Many of the looms were manufactured when weaving was a popular cottage industry.
By NANCY TULLIS
VINDICATOR STAFF WRITER
EAST FAIRFIELD -- A basket-weaving class at Hiram College in the late 1980s led Linda Bertanzetti to buy her first loom.
She now has 40 -- and counting.
"There's nothing like this anywhere," Bertanzetti said of her Fairfield Township weaving studio. "Nobody else is this crazy."
After buying her initial loom, she learned to weave from friends and by reading many books on the subject. Developing her skills leads to a desire for looms of different models and sizes, she said.
Many of her looms and antique weaving implements simply find their way to her.
"People just call me when they see something they think I'd want," she said.
Many of the looms were manufactured when weaving was a popular cottage industry, and Bertanzetti now has a cottage industry of her own, LAMB Handwoven Rugs. LAMB is an acronym for her initials. Her full name is Linda Anna Marie Bertanzetti.
Although she has beagles, chickens, a few geese and several cats on the farm, there are no sheep. Rather than spun wool, she uses many types of fabric -- including wool -- for her rugs, table runners and place mats.
Bertanzetti said she loves weaving, because she loves the feel of the fabric and the antique looms. She points out the worn places on looms from the late 1800s and says each loom has its own story to tell.
Among Bertanzetti's collection of loom- and weaving-related items is a photograph that shows Viola Gentry, a contemporary of Amelia Earhart's, working at a loom as part of her occupational therapy in a New York hospital. An undated press release states that Gentry was injured in a plane crash that killed pilot Jack Ashcraft on June 28, 1929, and was convalescing in the New York Hospital for the Ruptured and Crippled on East 42nd Street.
The July 5, 1929, issue of The Protection Post, the newspaper of Protection, Kan., said Ashcraft, who was from Protection, was "instantly killed in the crackup of the plane." The Post reported Ashcraft was making a forced landing in fog at Roosevelt Flying Field near New York, and that "noted aviatrix" Gentry, in the rear seat of the plane, was seriously injured.
Bertanzetti has looms similar to the one shown in the photograph of Gentry. She said weaving on looms was used as occupational therapy in hospitals for many years, and she has bought some of her looms from hospitals that no longer used them.
Among her collection are looms by Reed Manufacturing, Springfield, Ohio; Union Loom Works of Boonville, N.Y.; Newcomb Loom Co., Davenport, Iowa; Deen Loom Co. of Harlan, Iowa; and Eureka, a Grand Rapids company that manufactured looms designed by a medical doctor.
Bertanzetti does custom work to match rugs and table runners to furniture or wallpaper. She also will also use family items such as bedspreads or children's blue jeans to create a woven item.

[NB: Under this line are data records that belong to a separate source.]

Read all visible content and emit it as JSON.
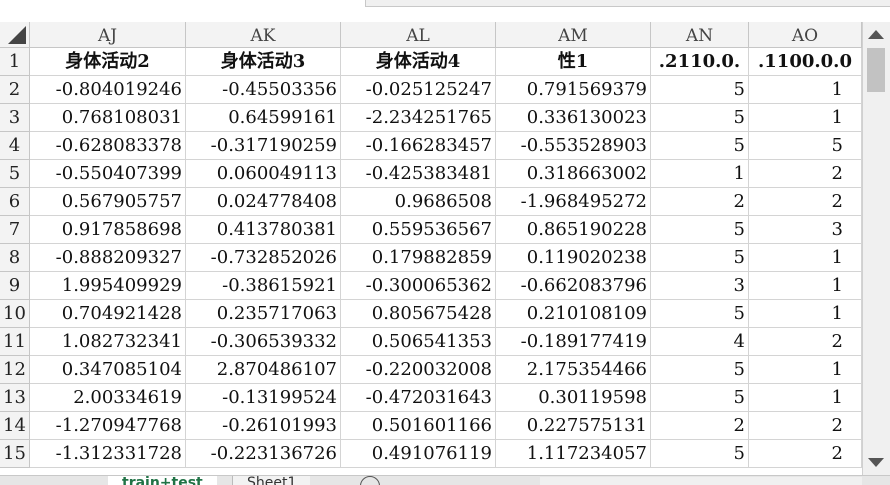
{
  "columns": [
    "AJ",
    "AK",
    "AL",
    "AM",
    "AN",
    "AO"
  ],
  "header_row": [
    "身体活动2",
    "身体活动3",
    "身体活动4",
    "性1",
    ".2110.0.",
    ".1100.0.0"
  ],
  "rows": [
    {
      "num": "2",
      "cells": [
        "-0.804019246",
        "-0.45503356",
        "-0.025125247",
        "0.791569379",
        "5",
        "1"
      ]
    },
    {
      "num": "3",
      "cells": [
        "0.768108031",
        "0.64599161",
        "-2.234251765",
        "0.336130023",
        "5",
        "1"
      ]
    },
    {
      "num": "4",
      "cells": [
        "-0.628083378",
        "-0.317190259",
        "-0.166283457",
        "-0.553528903",
        "5",
        "5"
      ]
    },
    {
      "num": "5",
      "cells": [
        "-0.550407399",
        "0.060049113",
        "-0.425383481",
        "0.318663002",
        "1",
        "2"
      ]
    },
    {
      "num": "6",
      "cells": [
        "0.567905757",
        "0.024778408",
        "0.9686508",
        "-1.968495272",
        "2",
        "2"
      ]
    },
    {
      "num": "7",
      "cells": [
        "0.917858698",
        "0.413780381",
        "0.559536567",
        "0.865190228",
        "5",
        "3"
      ]
    },
    {
      "num": "8",
      "cells": [
        "-0.888209327",
        "-0.732852026",
        "0.179882859",
        "0.119020238",
        "5",
        "1"
      ]
    },
    {
      "num": "9",
      "cells": [
        "1.995409929",
        "-0.38615921",
        "-0.300065362",
        "-0.662083796",
        "3",
        "1"
      ]
    },
    {
      "num": "10",
      "cells": [
        "0.704921428",
        "0.235717063",
        "0.805675428",
        "0.210108109",
        "5",
        "1"
      ]
    },
    {
      "num": "11",
      "cells": [
        "1.082732341",
        "-0.306539332",
        "0.506541353",
        "-0.189177419",
        "4",
        "2"
      ]
    },
    {
      "num": "12",
      "cells": [
        "0.347085104",
        "2.870486107",
        "-0.220032008",
        "2.175354466",
        "5",
        "1"
      ]
    },
    {
      "num": "13",
      "cells": [
        "2.00334619",
        "-0.13199524",
        "-0.472031643",
        "0.30119598",
        "5",
        "1"
      ]
    },
    {
      "num": "14",
      "cells": [
        "-1.270947768",
        "-0.26101993",
        "0.501601166",
        "0.227575131",
        "2",
        "2"
      ]
    },
    {
      "num": "15",
      "cells": [
        "-1.312331728",
        "-0.223136726",
        "0.491076119",
        "1.117234057",
        "5",
        "2"
      ]
    }
  ],
  "sheet_tabs": [
    {
      "label": "train+test",
      "active": true
    },
    {
      "label": "Sheet1",
      "active": false
    }
  ]
}
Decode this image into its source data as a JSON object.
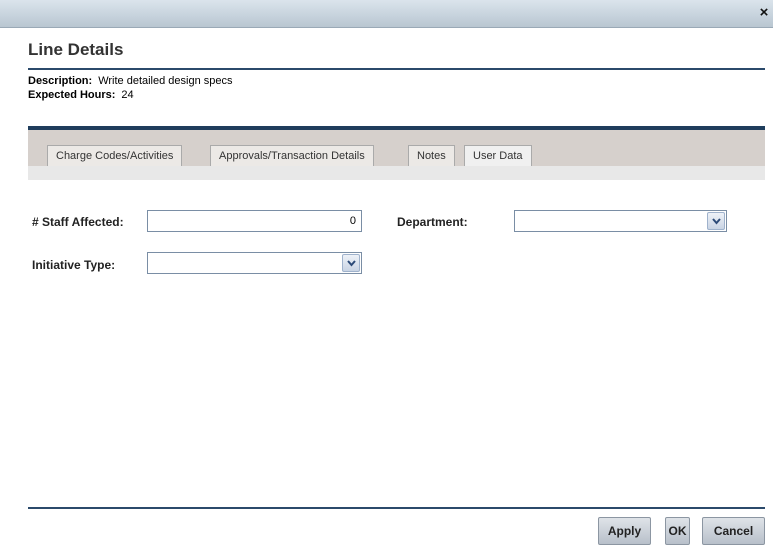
{
  "window": {
    "close_glyph": "×"
  },
  "dialog": {
    "title": "Line Details",
    "description_label": "Description:",
    "description_value": "Write detailed design specs",
    "expected_hours_label": "Expected Hours:",
    "expected_hours_value": "24"
  },
  "tabs": [
    {
      "label": "Charge Codes/Activities",
      "active": false
    },
    {
      "label": "Approvals/Transaction Details",
      "active": false
    },
    {
      "label": "Notes",
      "active": false
    },
    {
      "label": "User Data",
      "active": true
    }
  ],
  "form": {
    "staff_affected_label": "# Staff Affected:",
    "staff_affected_value": "0",
    "department_label": "Department:",
    "department_value": "",
    "initiative_type_label": "Initiative Type:",
    "initiative_type_value": ""
  },
  "buttons": {
    "apply": "Apply",
    "ok": "OK",
    "cancel": "Cancel"
  },
  "colors": {
    "accent_rule": "#2b4a6b",
    "tab_bar": "#d6d0cc",
    "input_border": "#7a8ea5"
  },
  "icons": {
    "close": "close-icon",
    "dropdown": "chevron-down-icon"
  }
}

Both Bertanzetti and her husband, Ralph, are retired and able to devote time to the weaving studio. He repairs and restores the looms and also designed her studio.
Linda Bertanzetti said, however, that although she has "loom fever" and spends several hours each day weaving, she won't allow the operation to get too big.
"It's a hobby," she said. "I don't want to do this eight hours a day."
Reflecting on the history that surrounds her, she said, "Hundreds of hands have worked these looms, and more will work them after me."
For more information about looms and weaving, Linda Bertanzetti can be reached at (330) 457-7551.